It should be
noted that a new norm has been introduced to the PIT law specifying that the stock
market value for stocks not traded publicly is established in an independent
written opinion that includes the methodology for the performance of assessment
and that is provided by a person who in compliance with the Commercial Law has
been included in the list of valuators of property contributions or who in
accordance with the laws of the respective state is entitled to provide an
independent opinion on the stock market value.
opinion on stock value shall be valid 12 months from the day of drawing up
thereof, unless significant circumstances have occurred after drawing up of the
opinion due to which the option no longer reflects the true value of stocks.
It should be
noted that the State Revenue Service must be informed (free format) about changes
in the plan for the exercising of the stock options within two months from
entry into force of such changes.
If stocks are alienated
If an employee
decides to alienate the stocks that have been acquired by exercising the stock
options, the income obtained will be regarded as income from the capital gains
and taxable with PIT pursuant to Section 119
of the PIT Law.
The stock purchase value is the stock market value on the day of exercising
stock options if these stocks have been acquired by exercising stock options,
and the income obtained on the day of exercising stock options is taxable
pursuant to Section 8,
and Section 11.11
According to Section 15,
Paragraph 5 of the PIT Law, PIT rate in the amount of 20% is applied to
income from the capital including from the capital gains.
If dividends are disbursed
If an employee,
in the result of acquiring stocks, is entitled to receive dividends, then the
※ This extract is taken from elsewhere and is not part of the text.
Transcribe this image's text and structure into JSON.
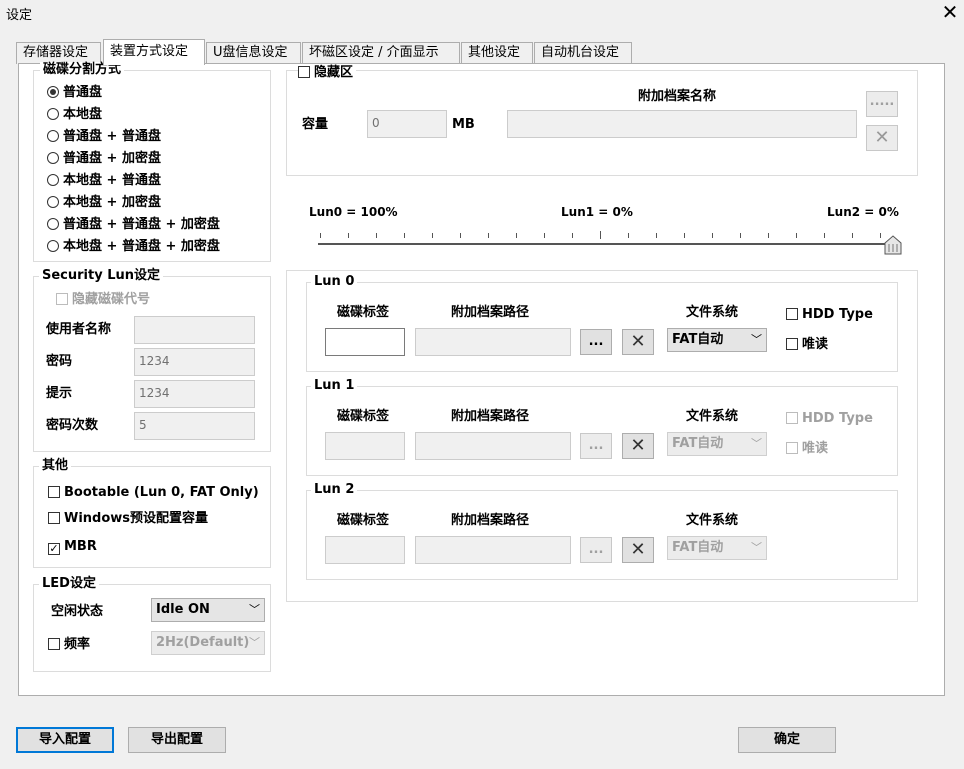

capital company pays the corporate income tax on this income at the moment of
profit distribution and the PIT is exempted.